◆ Activity:
Keep the pictures out. Restate the entries below word for word.

◆ Data to process:
#####
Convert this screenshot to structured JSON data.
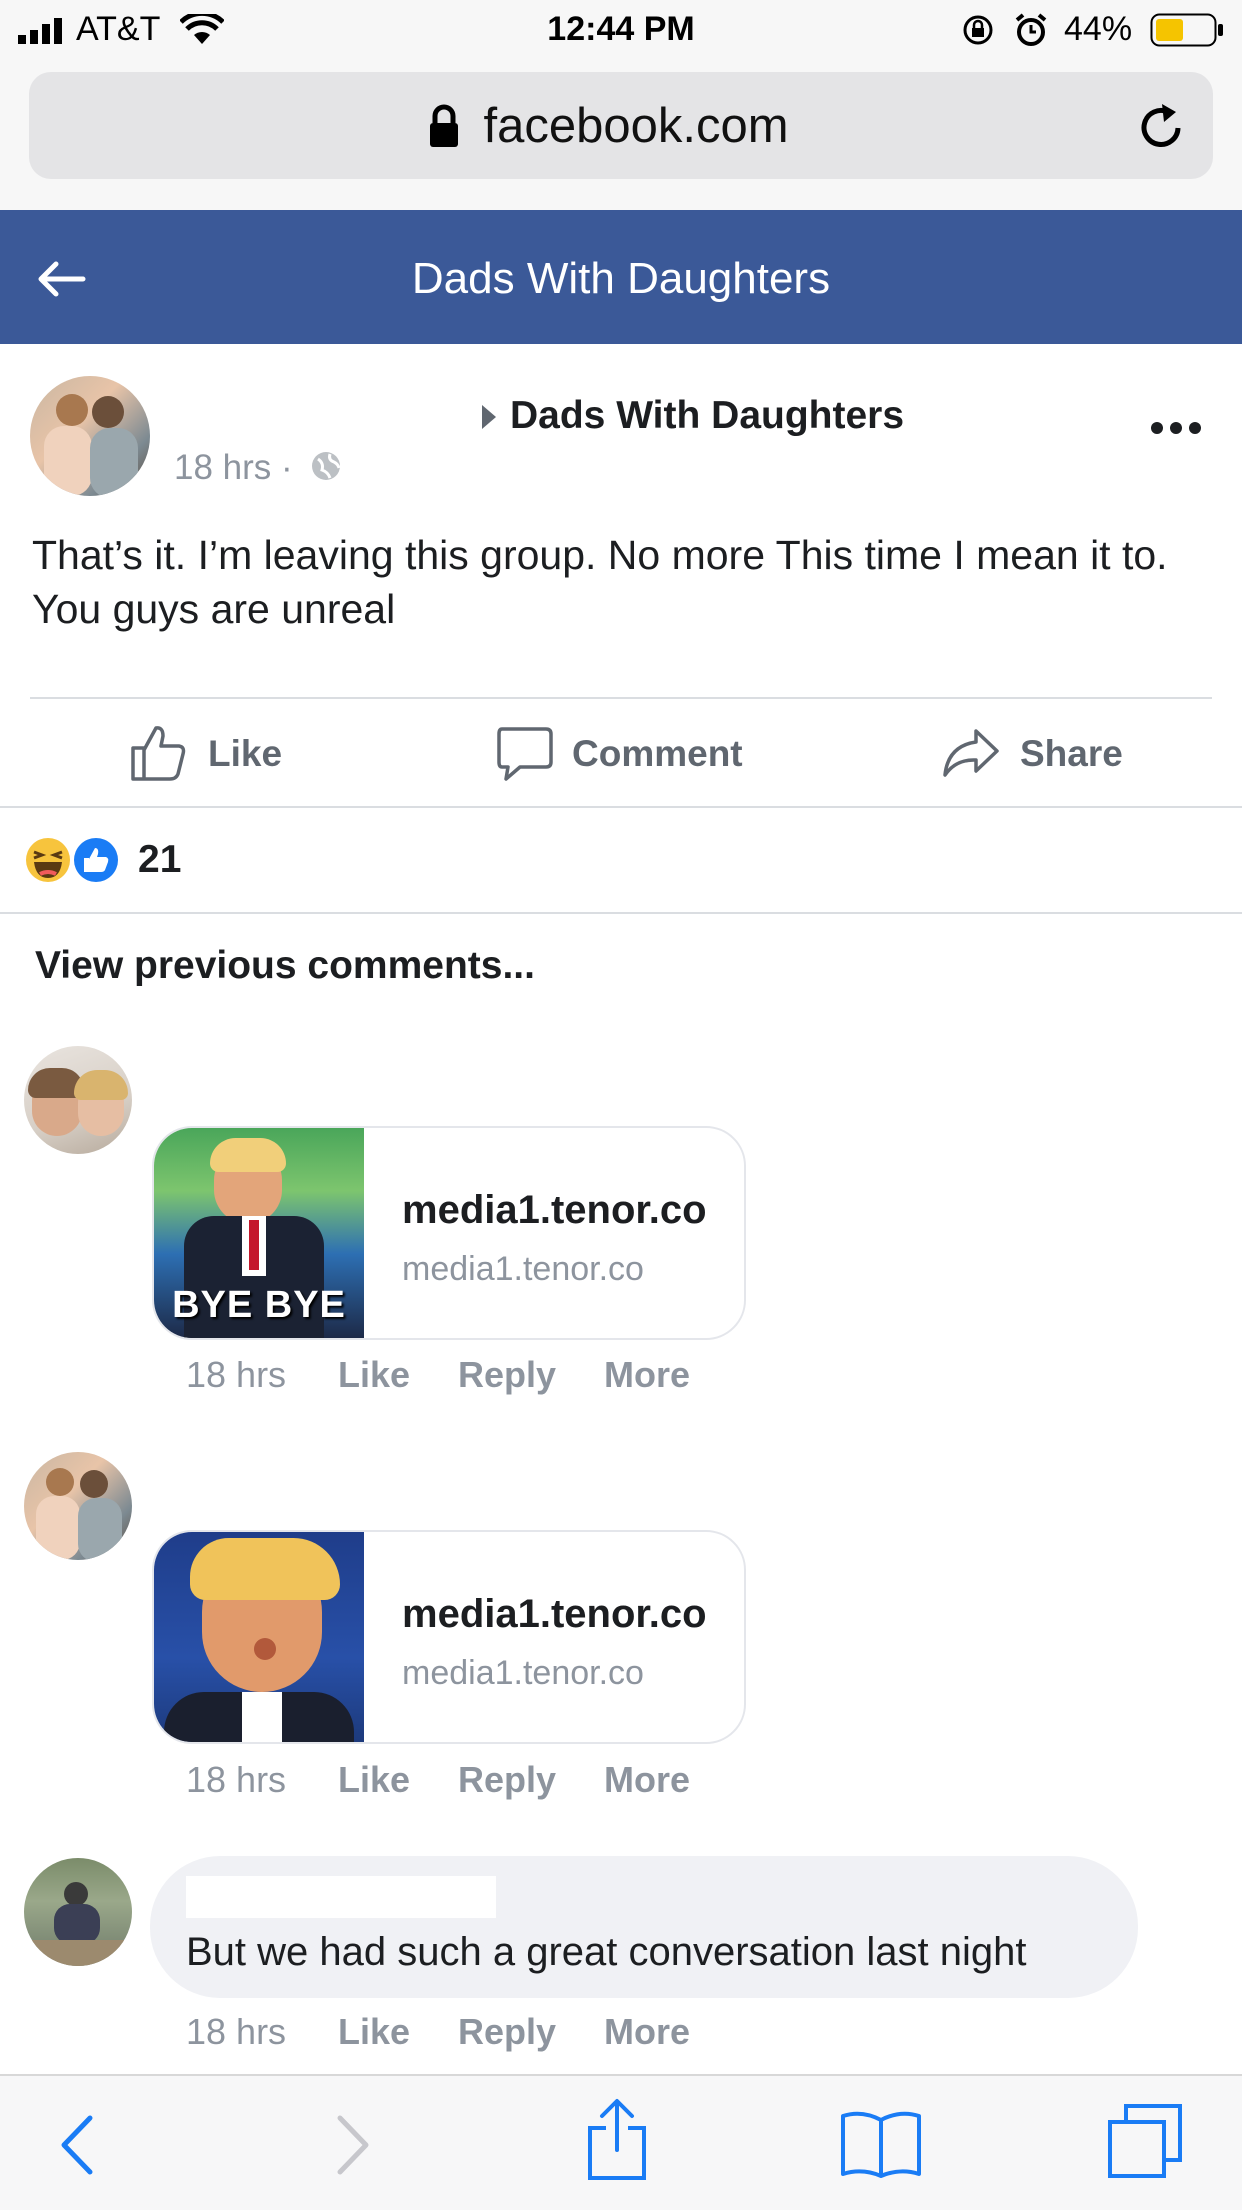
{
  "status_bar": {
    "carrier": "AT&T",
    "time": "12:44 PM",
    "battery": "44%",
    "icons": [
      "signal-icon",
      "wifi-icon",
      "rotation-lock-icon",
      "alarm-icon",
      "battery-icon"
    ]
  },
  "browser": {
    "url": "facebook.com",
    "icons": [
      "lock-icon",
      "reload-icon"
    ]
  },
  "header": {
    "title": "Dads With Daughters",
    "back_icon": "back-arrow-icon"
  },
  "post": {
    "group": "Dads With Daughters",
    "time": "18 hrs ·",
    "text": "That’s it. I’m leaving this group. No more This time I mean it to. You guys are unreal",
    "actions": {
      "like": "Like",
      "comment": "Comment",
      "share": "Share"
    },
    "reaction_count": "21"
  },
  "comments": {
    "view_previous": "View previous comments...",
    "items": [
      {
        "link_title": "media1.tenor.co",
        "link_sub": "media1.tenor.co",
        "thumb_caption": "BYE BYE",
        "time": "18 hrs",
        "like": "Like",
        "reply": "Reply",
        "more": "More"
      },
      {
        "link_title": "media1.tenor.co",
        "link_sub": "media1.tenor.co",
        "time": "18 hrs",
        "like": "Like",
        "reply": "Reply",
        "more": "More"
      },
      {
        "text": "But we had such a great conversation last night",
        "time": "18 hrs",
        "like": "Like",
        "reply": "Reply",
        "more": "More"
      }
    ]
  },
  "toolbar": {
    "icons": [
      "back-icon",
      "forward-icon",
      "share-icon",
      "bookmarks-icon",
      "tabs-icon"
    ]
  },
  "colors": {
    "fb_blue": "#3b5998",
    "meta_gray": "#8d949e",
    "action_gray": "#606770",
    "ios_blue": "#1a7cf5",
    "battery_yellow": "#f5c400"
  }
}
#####
◆ Exercise result:
Convert this screenshot to structured JSON data.
{
  "status_bar": {
    "carrier": "AT&T",
    "time": "12:44 PM",
    "battery": "44%",
    "icons": [
      "signal-icon",
      "wifi-icon",
      "rotation-lock-icon",
      "alarm-icon",
      "battery-icon"
    ]
  },
  "browser": {
    "url": "facebook.com",
    "icons": [
      "lock-icon",
      "reload-icon"
    ]
  },
  "header": {
    "title": "Dads With Daughters",
    "back_icon": "back-arrow-icon"
  },
  "post": {
    "group": "Dads With Daughters",
    "time": "18 hrs ·",
    "text": "That’s it. I’m leaving this group. No more This time I mean it to. You guys are unreal",
    "actions": {
      "like": "Like",
      "comment": "Comment",
      "share": "Share"
    },
    "reaction_count": "21"
  },
  "comments": {
    "view_previous": "View previous comments...",
    "items": [
      {
        "link_title": "media1.tenor.co",
        "link_sub": "media1.tenor.co",
        "thumb_caption": "BYE BYE",
        "time": "18 hrs",
        "like": "Like",
        "reply": "Reply",
        "more": "More"
      },
      {
        "link_title": "media1.tenor.co",
        "link_sub": "media1.tenor.co",
        "time": "18 hrs",
        "like": "Like",
        "reply": "Reply",
        "more": "More"
      },
      {
        "text": "But we had such a great conversation last night",
        "time": "18 hrs",
        "like": "Like",
        "reply": "Reply",
        "more": "More"
      }
    ]
  },
  "toolbar": {
    "icons": [
      "back-icon",
      "forward-icon",
      "share-icon",
      "bookmarks-icon",
      "tabs-icon"
    ]
  },
  "colors": {
    "fb_blue": "#3b5998",
    "meta_gray": "#8d949e",
    "action_gray": "#606770",
    "ios_blue": "#1a7cf5",
    "battery_yellow": "#f5c400"
  }
}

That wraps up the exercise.